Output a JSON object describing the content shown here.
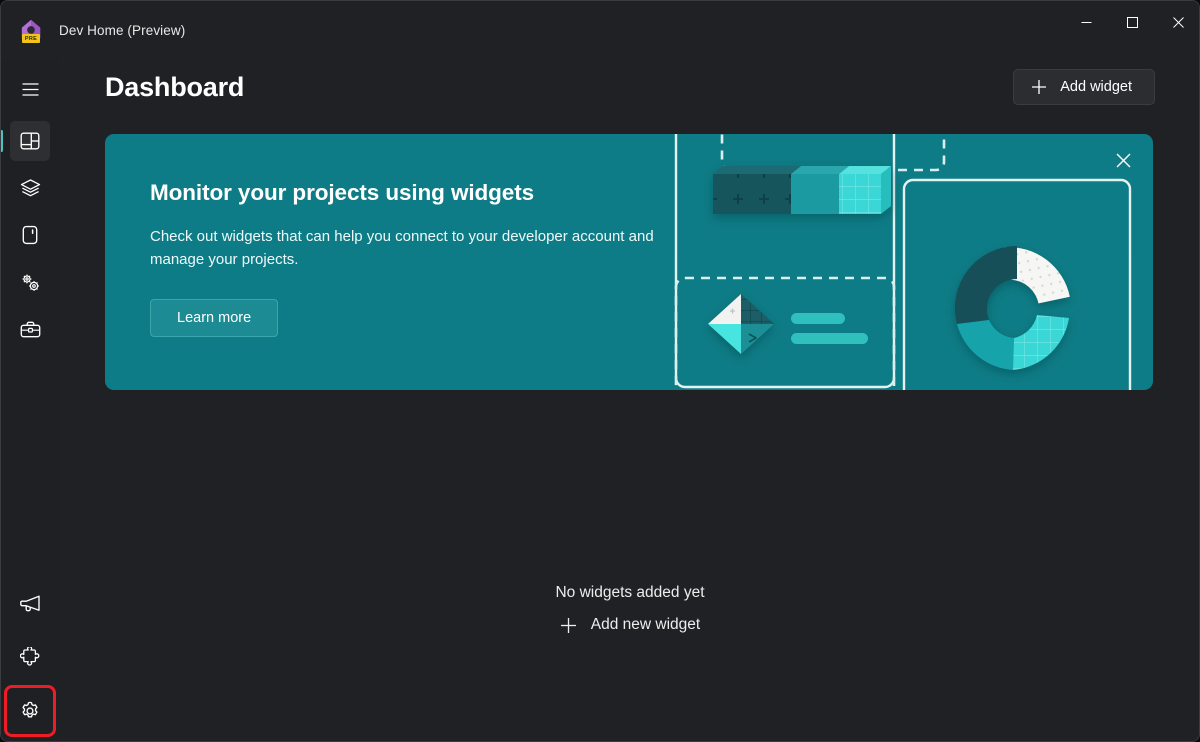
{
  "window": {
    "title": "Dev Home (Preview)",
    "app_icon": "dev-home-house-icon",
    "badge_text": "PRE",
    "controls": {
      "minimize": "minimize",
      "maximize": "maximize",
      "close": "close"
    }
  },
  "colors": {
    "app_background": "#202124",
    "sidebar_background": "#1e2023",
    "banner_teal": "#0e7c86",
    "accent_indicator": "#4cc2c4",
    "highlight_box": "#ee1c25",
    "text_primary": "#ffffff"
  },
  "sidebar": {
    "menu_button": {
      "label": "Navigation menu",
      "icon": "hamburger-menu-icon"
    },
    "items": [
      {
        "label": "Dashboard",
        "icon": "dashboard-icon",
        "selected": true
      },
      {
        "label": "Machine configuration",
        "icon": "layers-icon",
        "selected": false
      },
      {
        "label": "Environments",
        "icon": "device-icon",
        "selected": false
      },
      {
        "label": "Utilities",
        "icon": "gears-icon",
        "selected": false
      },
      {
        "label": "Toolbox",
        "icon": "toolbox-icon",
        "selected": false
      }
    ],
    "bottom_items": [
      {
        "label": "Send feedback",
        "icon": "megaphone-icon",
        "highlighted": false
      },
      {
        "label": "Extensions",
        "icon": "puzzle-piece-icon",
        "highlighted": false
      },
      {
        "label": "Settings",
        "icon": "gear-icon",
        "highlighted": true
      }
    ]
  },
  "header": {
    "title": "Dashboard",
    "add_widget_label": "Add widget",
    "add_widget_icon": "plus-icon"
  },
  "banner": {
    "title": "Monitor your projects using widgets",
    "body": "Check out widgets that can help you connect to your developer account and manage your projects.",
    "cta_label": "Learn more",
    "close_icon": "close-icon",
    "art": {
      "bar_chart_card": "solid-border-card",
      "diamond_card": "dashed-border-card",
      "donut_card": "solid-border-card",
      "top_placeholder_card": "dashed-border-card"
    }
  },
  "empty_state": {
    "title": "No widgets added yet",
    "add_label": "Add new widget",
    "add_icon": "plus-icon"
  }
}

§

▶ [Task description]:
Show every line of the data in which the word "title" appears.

▶ [Answer to this task]:
    "title": "Dev Home (Preview)",
    "title": "Dashboard",
    "title": "Monitor your projects using widgets",
    "title": "No widgets added yet",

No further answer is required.